JUPITER, Fla. -- Long an advocate for changing the culture of youth sports, manager Mike Matheny will now use social media platforms to disseminate his message.
Matheny has started a website -- www.mikematheny.com -- on which he will post blogs and video interviews related to his views on how to change that culture. In a welcome letter posted on his website, Matheny described his intention of creating the website as a way to bring children and parents "fresh information and videos … that will challenge and encourage coaches, parents and aspiring athletes to use sports as a platform to develop character, and skills that are needed for success on the field and off."
Matheny unintentionally became a leading advocate for this culture change in 2009, after he typed out a letter noting a number of conditions that had to be met before he agreed to coach a youth baseball team. The letter denounced parental interference and spoke of an environment that would be faith-based.
That letter has since circulated nationally and is now known as the Matheny Manifesto.
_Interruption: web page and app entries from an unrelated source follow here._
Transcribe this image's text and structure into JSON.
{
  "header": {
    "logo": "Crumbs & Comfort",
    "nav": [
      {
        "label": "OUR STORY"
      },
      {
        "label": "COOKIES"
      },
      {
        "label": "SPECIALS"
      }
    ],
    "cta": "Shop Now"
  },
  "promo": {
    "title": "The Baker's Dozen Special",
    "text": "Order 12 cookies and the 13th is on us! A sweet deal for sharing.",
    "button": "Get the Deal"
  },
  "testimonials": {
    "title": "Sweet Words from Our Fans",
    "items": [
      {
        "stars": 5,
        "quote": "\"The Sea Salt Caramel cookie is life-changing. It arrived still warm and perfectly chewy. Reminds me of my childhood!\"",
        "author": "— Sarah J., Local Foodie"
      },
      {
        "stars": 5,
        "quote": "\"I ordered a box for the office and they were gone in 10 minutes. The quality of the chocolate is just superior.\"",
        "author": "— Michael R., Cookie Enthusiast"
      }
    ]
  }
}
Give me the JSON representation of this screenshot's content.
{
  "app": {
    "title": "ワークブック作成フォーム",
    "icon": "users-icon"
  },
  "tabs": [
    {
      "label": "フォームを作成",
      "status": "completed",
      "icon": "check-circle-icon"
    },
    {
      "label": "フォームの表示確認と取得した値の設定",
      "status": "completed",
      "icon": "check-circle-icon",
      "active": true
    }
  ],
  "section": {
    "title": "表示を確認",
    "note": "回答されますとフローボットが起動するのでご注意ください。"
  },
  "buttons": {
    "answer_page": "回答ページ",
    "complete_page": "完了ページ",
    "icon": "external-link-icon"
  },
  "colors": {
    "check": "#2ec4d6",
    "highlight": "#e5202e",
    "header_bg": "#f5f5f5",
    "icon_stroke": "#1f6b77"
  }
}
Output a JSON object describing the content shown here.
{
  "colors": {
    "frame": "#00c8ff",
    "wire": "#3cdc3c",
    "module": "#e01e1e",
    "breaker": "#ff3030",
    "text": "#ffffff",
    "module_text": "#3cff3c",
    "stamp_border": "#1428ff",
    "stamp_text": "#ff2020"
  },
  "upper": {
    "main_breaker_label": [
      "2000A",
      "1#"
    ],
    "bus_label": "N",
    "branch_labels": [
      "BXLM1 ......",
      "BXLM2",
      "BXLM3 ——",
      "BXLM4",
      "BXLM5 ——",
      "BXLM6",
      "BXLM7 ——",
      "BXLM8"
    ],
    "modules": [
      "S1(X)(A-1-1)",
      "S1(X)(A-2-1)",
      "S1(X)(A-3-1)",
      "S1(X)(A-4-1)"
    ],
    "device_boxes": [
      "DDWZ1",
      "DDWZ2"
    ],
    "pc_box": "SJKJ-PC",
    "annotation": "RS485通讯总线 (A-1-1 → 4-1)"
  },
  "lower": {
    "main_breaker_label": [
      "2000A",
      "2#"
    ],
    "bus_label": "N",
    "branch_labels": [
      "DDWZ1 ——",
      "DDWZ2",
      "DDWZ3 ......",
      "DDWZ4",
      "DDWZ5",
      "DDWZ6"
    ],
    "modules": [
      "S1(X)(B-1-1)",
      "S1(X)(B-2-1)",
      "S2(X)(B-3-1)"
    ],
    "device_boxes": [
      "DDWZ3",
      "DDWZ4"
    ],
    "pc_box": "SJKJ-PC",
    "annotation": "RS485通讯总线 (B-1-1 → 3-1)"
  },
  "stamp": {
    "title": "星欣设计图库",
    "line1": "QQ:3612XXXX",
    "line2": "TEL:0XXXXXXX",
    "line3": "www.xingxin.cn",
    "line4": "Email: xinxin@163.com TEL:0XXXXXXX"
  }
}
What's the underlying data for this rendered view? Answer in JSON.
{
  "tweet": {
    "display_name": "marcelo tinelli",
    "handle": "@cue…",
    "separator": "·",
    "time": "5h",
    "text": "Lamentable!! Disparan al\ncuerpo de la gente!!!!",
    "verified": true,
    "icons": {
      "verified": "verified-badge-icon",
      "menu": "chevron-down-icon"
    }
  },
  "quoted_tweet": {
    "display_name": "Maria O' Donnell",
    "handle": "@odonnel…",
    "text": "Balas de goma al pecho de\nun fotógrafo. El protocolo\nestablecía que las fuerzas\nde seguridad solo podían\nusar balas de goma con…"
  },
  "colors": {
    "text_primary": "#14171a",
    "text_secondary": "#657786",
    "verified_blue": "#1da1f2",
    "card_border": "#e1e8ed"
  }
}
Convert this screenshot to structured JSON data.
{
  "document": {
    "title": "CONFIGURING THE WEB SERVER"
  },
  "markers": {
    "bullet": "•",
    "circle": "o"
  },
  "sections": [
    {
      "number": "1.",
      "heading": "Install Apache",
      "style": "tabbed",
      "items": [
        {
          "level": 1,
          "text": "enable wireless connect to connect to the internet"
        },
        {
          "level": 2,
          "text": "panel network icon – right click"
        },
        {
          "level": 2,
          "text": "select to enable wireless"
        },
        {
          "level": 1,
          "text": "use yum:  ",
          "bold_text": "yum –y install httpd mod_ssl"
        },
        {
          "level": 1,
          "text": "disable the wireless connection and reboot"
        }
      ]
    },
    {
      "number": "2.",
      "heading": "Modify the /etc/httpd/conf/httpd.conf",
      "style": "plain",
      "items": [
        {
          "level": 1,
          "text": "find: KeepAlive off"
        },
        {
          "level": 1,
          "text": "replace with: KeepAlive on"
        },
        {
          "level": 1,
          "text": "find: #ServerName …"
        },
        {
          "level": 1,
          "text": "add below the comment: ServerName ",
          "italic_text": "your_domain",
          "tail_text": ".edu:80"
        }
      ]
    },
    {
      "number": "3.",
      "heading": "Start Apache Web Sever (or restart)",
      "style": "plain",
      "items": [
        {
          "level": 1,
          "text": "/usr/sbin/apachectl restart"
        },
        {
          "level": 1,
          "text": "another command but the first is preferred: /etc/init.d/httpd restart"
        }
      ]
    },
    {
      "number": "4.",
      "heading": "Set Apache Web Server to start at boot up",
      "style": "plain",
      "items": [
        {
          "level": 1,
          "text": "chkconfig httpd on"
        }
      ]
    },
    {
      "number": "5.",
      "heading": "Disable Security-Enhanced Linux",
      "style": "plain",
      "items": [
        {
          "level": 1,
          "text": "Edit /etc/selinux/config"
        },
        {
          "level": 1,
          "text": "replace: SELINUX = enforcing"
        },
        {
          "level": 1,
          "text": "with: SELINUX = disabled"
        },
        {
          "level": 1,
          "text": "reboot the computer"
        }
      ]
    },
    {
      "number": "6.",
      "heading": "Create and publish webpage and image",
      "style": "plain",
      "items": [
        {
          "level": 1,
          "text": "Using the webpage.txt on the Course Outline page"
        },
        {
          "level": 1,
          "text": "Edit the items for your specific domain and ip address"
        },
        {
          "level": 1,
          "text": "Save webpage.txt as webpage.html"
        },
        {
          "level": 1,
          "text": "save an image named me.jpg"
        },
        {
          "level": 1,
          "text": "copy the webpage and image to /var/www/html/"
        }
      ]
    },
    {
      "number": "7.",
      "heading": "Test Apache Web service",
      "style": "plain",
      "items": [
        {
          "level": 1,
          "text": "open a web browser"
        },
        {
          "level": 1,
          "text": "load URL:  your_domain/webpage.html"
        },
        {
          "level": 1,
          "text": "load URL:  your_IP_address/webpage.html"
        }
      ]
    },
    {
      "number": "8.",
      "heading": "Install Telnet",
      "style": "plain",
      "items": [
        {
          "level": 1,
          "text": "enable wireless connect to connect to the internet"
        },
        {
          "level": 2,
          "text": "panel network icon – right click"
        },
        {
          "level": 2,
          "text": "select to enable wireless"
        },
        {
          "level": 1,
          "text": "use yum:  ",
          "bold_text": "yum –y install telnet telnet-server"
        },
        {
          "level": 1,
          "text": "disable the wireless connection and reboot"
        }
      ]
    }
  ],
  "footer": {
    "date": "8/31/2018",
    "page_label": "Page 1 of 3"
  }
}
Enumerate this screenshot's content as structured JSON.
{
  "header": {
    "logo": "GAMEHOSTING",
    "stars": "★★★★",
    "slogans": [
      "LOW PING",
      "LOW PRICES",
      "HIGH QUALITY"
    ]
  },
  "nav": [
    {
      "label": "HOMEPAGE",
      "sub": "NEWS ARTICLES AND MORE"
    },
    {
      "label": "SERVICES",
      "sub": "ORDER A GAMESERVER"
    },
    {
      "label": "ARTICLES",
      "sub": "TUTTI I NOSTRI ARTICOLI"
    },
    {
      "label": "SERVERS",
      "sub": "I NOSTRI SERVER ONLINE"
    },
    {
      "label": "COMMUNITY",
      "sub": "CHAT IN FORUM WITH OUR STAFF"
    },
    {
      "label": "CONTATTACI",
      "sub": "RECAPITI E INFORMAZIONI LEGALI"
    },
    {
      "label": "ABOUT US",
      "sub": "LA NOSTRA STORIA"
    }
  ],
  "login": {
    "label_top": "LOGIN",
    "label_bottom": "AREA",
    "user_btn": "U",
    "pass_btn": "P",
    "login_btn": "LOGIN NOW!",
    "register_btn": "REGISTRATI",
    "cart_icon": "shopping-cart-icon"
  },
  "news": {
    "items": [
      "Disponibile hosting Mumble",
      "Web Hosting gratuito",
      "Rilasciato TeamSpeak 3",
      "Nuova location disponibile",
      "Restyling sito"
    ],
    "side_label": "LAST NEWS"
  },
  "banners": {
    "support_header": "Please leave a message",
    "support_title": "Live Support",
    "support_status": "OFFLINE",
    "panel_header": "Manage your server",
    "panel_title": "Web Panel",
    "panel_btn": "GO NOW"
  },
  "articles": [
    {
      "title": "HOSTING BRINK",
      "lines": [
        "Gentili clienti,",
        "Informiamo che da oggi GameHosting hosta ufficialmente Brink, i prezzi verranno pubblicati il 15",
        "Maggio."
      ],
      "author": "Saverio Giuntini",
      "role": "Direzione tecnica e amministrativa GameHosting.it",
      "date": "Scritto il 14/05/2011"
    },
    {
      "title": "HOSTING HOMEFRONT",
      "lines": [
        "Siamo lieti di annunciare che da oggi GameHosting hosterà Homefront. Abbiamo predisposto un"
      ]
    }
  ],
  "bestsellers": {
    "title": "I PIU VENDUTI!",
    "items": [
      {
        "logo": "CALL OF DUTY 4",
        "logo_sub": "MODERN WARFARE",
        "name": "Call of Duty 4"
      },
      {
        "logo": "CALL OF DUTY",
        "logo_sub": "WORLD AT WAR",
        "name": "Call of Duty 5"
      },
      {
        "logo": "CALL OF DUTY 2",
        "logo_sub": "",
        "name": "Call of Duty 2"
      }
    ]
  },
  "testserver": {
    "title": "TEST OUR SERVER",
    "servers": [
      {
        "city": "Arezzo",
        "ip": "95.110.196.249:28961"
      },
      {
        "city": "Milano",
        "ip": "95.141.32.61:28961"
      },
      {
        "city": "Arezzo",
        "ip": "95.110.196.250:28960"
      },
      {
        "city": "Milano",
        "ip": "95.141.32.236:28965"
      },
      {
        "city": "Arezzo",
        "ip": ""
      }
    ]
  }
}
Through his website -- and a complementing Twitter account (@mikematheny22) -- Matheny intends to provide additional resources for those who believe in his vision.
"There are a lot of people that believe in that concept, so now what?" Matheny said Monday. "[I'm] just trying to give them some things to challenge them, and the target market is coaches, parents and kids, for trying to change the concept of youth sports or the culture of youth sports, or give them another option."
Matheny's blog posts aren't solely dedicated to the topic of youth sports, either. He has already written about a wide-range of topics, including Chris Carpenter's injury, Lance Lynn's weight loss, the fifth starter competition and his recent surgery. The website also highlights Matheny's foundation -- The Catch22 Foundation -- which is now in its 10th year.
Jenifer Langosch is a reporter for MLB.com. Read her blog, By Gosh, It's Langosch, and follow her on Twitter @LangoschMLB. This story was not subject to the approval of Major League Baseball or its clubs.